[Instructions for the task]
Line count for "Google": give the number of lines in the records below that hold it, and nothing else.

+--

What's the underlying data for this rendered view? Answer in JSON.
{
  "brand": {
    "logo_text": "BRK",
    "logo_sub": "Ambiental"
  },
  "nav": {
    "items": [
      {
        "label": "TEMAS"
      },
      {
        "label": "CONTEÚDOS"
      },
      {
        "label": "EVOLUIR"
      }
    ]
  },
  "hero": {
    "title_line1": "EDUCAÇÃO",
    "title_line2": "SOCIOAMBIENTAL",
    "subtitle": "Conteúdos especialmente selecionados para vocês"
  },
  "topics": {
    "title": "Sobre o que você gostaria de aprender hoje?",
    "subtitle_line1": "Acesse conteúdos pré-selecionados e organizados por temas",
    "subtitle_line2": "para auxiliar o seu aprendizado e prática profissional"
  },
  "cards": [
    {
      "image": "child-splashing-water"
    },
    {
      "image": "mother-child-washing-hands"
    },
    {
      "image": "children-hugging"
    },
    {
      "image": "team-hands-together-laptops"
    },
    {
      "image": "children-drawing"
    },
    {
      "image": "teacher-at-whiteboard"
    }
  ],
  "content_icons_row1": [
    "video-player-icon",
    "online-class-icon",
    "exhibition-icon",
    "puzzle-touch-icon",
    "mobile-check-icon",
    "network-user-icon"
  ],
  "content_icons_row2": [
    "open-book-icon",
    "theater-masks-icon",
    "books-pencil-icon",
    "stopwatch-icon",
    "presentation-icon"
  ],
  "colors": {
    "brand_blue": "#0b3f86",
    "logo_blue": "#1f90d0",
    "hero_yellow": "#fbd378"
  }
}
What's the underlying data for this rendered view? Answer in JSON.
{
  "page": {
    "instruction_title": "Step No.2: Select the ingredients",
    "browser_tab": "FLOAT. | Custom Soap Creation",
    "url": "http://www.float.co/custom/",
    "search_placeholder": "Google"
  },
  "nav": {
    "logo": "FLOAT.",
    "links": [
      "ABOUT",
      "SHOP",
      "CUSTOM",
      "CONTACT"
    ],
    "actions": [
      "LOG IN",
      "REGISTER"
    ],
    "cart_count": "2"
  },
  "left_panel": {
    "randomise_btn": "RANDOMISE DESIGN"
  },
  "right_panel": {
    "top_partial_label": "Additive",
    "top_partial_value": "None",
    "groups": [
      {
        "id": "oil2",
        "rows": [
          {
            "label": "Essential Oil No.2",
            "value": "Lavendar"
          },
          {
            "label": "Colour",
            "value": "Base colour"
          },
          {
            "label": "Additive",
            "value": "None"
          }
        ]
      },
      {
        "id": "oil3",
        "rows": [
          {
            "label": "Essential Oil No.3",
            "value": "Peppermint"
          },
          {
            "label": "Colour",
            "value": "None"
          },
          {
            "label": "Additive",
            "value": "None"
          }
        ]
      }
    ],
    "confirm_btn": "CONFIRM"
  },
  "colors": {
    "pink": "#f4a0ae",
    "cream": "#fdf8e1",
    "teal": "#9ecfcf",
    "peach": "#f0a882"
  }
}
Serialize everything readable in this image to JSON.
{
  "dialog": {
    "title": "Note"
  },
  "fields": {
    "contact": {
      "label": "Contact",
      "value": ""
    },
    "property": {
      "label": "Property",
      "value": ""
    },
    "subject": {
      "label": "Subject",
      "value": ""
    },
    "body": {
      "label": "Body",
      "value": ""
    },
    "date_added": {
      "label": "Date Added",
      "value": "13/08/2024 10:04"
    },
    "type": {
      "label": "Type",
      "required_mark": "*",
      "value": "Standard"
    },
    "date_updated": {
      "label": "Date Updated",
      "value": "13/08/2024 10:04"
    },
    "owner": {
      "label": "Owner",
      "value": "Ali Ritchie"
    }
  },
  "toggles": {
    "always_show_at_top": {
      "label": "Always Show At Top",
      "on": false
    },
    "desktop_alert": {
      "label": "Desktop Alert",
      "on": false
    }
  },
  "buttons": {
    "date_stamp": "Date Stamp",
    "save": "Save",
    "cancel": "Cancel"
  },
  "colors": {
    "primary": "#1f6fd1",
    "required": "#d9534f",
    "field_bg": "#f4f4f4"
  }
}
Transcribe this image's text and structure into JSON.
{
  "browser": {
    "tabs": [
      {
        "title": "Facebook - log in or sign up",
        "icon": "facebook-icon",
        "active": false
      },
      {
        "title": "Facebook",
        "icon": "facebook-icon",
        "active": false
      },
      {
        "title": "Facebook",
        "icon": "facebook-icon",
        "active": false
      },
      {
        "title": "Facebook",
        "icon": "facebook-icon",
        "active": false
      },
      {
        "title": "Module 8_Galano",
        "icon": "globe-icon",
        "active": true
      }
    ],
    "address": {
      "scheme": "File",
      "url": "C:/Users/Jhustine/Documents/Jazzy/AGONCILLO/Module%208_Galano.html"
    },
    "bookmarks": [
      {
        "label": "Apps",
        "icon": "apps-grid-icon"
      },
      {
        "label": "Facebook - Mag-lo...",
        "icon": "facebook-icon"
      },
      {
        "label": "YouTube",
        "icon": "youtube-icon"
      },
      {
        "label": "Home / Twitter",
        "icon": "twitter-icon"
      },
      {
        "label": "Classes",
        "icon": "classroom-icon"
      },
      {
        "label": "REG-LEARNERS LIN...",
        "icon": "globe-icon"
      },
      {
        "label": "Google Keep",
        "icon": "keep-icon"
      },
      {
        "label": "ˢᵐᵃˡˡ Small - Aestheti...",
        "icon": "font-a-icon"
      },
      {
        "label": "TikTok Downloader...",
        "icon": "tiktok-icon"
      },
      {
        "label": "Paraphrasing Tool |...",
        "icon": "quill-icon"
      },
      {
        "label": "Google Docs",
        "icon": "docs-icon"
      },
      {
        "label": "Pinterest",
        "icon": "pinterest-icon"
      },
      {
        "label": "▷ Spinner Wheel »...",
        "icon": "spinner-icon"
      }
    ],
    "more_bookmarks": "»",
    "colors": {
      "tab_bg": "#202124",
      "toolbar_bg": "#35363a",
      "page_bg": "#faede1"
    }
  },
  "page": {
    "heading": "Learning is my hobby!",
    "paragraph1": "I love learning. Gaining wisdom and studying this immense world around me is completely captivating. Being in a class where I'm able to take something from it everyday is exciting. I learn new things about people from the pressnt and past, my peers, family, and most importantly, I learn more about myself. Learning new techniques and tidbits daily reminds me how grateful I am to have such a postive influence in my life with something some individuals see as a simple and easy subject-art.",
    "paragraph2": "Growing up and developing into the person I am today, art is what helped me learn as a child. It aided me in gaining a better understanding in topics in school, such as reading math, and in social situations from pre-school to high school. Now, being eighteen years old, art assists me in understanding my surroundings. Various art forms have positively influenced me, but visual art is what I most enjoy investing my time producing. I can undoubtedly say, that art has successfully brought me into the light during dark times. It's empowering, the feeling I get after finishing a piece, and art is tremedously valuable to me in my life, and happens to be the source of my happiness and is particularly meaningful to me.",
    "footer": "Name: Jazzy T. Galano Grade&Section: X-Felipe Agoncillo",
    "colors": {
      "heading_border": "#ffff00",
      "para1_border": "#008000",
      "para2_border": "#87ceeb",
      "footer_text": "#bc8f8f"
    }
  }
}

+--

[Response to this exercise]
3